Everything from the line with "Parse this screenshot: output" to the end of the data should be restated word for word, and nothing before it.

------ Given data

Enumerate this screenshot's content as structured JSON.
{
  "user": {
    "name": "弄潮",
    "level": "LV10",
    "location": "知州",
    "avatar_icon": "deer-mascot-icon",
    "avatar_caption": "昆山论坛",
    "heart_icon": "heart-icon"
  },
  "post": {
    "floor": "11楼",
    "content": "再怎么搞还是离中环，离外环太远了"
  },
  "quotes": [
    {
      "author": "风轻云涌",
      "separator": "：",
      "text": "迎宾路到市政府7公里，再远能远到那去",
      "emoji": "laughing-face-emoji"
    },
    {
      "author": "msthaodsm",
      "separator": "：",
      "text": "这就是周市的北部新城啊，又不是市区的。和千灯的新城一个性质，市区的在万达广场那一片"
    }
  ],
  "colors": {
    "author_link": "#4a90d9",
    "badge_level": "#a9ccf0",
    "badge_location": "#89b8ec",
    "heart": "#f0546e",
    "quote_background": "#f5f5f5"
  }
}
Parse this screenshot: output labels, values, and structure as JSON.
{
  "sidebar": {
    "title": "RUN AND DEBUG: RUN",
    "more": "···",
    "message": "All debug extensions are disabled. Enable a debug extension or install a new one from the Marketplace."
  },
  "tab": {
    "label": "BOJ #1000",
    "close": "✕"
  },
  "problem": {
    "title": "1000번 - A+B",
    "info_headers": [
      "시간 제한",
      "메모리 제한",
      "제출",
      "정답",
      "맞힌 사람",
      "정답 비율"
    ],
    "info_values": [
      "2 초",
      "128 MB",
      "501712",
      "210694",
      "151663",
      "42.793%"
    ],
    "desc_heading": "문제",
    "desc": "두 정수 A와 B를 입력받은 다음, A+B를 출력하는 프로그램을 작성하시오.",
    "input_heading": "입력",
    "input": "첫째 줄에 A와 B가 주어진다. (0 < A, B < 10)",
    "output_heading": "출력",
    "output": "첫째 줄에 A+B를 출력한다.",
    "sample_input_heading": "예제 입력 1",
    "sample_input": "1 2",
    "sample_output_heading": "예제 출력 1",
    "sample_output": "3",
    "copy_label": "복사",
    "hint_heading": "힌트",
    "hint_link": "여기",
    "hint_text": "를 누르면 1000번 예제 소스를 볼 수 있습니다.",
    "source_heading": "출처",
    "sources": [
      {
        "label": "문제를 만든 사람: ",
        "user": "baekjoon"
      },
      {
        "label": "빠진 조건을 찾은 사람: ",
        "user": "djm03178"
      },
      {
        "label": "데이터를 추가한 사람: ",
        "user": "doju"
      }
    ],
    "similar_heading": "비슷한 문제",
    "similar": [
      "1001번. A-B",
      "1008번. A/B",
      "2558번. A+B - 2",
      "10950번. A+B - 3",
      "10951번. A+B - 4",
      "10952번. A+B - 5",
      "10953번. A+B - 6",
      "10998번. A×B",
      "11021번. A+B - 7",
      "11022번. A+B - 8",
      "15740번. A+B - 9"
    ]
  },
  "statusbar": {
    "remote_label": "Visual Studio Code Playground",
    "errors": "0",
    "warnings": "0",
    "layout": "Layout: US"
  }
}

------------

Task response:
Parse this screenshot: output labels, values, and structure as JSON.
{
  "sidebar": {
    "title": "RUN AND DEBUG: RUN",
    "more": "···",
    "message": "All debug extensions are disabled. Enable a debug extension or install a new one from the Marketplace."
  },
  "tab": {
    "label": "BOJ #1000",
    "close": "✕"
  },
  "problem": {
    "title": "1000번 - A+B",
    "info_headers": [
      "시간 제한",
      "메모리 제한",
      "제출",
      "정답",
      "맞힌 사람",
      "정답 비율"
    ],
    "info_values": [
      "2 초",
      "128 MB",
      "501712",
      "210694",
      "151663",
      "42.793%"
    ],
    "desc_heading": "문제",
    "desc": "두 정수 A와 B를 입력받은 다음, A+B를 출력하는 프로그램을 작성하시오.",
    "input_heading": "입력",
    "input": "첫째 줄에 A와 B가 주어진다. (0 < A, B < 10)",
    "output_heading": "출력",
    "output": "첫째 줄에 A+B를 출력한다.",
    "sample_input_heading": "예제 입력 1",
    "sample_input": "1 2",
    "sample_output_heading": "예제 출력 1",
    "sample_output": "3",
    "copy_label": "복사",
    "hint_heading": "힌트",
    "hint_link": "여기",
    "hint_text": "를 누르면 1000번 예제 소스를 볼 수 있습니다.",
    "source_heading": "출처",
    "sources": [
      {
        "label": "문제를 만든 사람: ",
        "user": "baekjoon"
      },
      {
        "label": "빠진 조건을 찾은 사람: ",
        "user": "djm03178"
      },
      {
        "label": "데이터를 추가한 사람: ",
        "user": "doju"
      }
    ],
    "similar_heading": "비슷한 문제",
    "similar": [
      "1001번. A-B",
      "1008번. A/B",
      "2558번. A+B - 2",
      "10950번. A+B - 3",
      "10951번. A+B - 4",
      "10952번. A+B - 5",
      "10953번. A+B - 6",
      "10998번. A×B",
      "11021번. A+B - 7",
      "11022번. A+B - 8",
      "15740번. A+B - 9"
    ]
  },
  "statusbar": {
    "remote_label": "Visual Studio Code Playground",
    "errors": "0",
    "warnings": "0",
    "layout": "Layout: US"
  }
}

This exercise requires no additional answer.